The PMA Union is currently in the economic stage of negotiations, with its main demands being that management raise pay, lower the costs of healthcare, and establish paid parental leave. In July, a handout that the PMA Union distributed alleged that despite being among the most well-endowed art museums in the country, PMA pays 34% less than other mid-Atlantic museums, 33% less than others with similar budgets, and 20% less than museums nationally. According to the union, management’s offer was a meager guarantee of 2 to 3% annual raises, two-week paid parental leave, and a health plan that it viewed as ungenerous, with high deductibles and low employer contributions.
Listen beautiful relax classics on our Youtube channel.
“We’re lagging behind peer institutions in significant numbers, in terms of compensation to staff in our unit,” Amanda Bock, a PMA exhibition organizer and a lead shop steward for the PMA Union, told Hyperallergic. “We’re still very far apart in terms of what we think our employees deserve,” she said, referring to the divide that lies between the union and museum leadership.
An additional complaint the union has made relates to the museum’s replacement of union jobs with temporary, subcontracted employment.
A PMA spokesperson expressed dismay at the union’s recent actions, including both their authorization of a strike and their filing of an unfair labor practice complaint. “We value our staff and have always respected their right to organize and participate in the union,” the spokesperson told Hyperallergic in an email. “Accordingly, the museum has been bargaining in good faith with the union, and we remain committed to working toward a fair and appropriate collective bargaining agreement.”
The spokesperson said the museum disagrees with the union’s claims in the unfair labor practice filing, adding: “To date, we have reached tentative agreements with the union on more than 25 substantive issues. We are scheduled to meet again with the union next week and hope to continue making progress in the negotiations.”
In August 2020, the PMA unionized with the American Federation of State, County, and Municipal Employees District Council 47 union (AFSCME DC 47), becoming the first wall-to-wall union at a major American museum. Some 89% of over 300 staff members voted in favor of unionization over a year of organizing, a response to both inequitable salaries and a mishandled sexual harassment case.
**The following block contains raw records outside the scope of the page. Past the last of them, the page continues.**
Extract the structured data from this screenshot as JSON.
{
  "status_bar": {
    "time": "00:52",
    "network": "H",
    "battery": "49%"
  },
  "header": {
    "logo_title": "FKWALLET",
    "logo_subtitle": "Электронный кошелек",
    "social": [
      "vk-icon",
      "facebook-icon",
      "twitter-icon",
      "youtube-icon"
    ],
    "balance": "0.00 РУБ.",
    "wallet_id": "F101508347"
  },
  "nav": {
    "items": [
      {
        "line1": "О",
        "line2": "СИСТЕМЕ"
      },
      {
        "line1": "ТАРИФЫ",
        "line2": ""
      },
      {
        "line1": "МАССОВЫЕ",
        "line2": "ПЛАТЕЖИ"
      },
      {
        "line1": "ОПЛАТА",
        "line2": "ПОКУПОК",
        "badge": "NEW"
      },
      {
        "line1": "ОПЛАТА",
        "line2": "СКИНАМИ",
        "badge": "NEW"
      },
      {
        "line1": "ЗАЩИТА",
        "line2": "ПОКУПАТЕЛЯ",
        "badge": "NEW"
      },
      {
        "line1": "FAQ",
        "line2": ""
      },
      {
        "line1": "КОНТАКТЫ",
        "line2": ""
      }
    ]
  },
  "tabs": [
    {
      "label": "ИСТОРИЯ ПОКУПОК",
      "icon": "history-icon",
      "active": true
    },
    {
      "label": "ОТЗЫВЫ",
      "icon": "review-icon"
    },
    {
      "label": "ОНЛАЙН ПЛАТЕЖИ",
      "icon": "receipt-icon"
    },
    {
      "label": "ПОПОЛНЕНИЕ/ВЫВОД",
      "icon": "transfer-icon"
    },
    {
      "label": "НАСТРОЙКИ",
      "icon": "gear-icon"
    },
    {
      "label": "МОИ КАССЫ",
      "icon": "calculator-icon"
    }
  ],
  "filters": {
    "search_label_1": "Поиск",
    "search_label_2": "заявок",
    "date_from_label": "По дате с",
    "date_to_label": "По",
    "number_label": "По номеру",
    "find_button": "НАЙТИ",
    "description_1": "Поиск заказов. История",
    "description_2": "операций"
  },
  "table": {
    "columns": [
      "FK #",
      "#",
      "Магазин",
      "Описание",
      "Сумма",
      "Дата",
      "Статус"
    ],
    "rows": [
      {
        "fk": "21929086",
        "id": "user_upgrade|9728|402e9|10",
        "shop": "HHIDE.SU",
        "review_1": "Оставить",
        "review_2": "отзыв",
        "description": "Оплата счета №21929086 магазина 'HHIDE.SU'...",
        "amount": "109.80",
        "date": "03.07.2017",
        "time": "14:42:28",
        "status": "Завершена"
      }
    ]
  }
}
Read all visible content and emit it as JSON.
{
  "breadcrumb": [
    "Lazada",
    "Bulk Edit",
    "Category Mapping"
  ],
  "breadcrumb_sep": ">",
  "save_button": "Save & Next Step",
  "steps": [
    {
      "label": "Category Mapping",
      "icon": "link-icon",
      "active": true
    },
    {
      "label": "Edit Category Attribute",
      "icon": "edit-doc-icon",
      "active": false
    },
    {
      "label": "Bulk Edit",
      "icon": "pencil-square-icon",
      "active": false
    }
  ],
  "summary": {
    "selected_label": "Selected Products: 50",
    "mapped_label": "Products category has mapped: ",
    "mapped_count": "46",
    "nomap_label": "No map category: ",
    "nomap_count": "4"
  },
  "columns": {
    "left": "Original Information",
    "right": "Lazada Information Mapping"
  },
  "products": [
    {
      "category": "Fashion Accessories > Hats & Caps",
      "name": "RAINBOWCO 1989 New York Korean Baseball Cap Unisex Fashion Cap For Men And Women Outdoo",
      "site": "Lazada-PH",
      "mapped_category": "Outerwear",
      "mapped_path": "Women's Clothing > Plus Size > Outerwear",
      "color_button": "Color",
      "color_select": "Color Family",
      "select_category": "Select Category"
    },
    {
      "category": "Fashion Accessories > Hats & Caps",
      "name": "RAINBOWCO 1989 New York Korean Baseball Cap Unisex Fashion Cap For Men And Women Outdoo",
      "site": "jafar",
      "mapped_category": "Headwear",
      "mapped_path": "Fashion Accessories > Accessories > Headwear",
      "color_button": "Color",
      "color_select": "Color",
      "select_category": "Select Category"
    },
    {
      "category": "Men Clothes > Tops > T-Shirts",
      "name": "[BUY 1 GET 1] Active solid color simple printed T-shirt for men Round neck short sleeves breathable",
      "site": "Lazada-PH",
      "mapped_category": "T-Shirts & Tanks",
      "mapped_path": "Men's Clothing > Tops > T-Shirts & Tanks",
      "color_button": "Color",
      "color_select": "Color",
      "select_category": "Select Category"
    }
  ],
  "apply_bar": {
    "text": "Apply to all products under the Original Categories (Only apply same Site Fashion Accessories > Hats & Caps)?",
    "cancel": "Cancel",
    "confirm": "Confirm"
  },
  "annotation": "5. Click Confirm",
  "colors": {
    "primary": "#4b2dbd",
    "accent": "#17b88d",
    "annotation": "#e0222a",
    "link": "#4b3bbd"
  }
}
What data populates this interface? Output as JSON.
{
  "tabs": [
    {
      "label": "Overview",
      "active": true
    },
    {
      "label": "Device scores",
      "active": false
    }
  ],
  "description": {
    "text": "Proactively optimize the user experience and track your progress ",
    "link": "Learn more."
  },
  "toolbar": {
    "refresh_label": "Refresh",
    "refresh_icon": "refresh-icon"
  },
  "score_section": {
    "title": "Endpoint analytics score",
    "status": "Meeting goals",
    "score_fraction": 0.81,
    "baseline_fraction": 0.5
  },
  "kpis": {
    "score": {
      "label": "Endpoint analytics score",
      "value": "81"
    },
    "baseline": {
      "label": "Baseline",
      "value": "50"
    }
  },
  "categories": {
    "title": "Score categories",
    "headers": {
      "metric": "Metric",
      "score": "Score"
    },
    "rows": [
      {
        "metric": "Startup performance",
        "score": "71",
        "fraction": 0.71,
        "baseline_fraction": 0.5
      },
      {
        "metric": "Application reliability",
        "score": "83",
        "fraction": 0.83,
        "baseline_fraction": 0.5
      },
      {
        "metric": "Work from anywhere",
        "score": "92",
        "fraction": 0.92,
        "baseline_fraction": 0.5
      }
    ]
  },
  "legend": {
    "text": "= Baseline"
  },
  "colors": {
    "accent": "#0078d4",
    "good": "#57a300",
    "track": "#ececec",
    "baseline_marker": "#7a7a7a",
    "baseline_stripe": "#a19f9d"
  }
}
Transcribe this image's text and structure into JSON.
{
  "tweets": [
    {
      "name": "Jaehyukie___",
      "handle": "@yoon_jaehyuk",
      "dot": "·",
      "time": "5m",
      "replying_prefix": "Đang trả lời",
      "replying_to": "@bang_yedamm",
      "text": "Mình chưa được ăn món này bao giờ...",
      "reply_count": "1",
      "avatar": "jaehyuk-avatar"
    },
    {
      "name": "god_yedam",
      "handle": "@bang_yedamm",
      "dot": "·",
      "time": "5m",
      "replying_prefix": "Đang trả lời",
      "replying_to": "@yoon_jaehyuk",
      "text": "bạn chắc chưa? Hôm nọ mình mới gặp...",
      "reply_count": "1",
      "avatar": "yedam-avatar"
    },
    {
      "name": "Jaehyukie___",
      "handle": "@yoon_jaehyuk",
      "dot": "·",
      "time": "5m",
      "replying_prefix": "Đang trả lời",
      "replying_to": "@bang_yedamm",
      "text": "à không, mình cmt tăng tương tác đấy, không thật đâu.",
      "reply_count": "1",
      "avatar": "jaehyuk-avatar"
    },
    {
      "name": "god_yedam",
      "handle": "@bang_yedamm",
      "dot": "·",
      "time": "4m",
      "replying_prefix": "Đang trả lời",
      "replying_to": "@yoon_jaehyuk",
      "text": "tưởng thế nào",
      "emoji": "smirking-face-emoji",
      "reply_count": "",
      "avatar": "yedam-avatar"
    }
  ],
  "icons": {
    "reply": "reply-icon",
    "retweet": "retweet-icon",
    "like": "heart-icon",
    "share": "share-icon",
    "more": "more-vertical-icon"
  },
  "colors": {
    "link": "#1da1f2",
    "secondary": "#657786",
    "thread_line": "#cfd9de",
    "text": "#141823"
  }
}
The PMA Union hosted three rallies between April and July this year to draw attention to stalled negotiations with museum leadership. About 250 people participated in the April rally, attended by staff, union representatives, artists, and politicians and over 2,000 protested in support of the union in July.
Adam Rizzo, a museum educator at the PMA and the union’s president, said that engagement among union members has been high since they’ve been holding open bargaining sessions. “Our membership sees clearly the kinds of behaviors that we’ve outlined in our unfair labor practice charge, and understands that a strike authorization was a really important step in redressing the wrongs that we believe the museum is committing in negotiations,” he told Hyperallergic in an interview. Rizzo added that he was “really pleasantly surprised” by the turnout, with more than 100 members present.
“We hope that management will work to avoid a strike,” Bock said. “They can do that by working out the unfair labor practice charge with us — remedying that and bringing serious offers to the bargaining table and negotiating in good faith with us.”
“I love my job,” Bock added. “I would really just like to go to work and do my job.”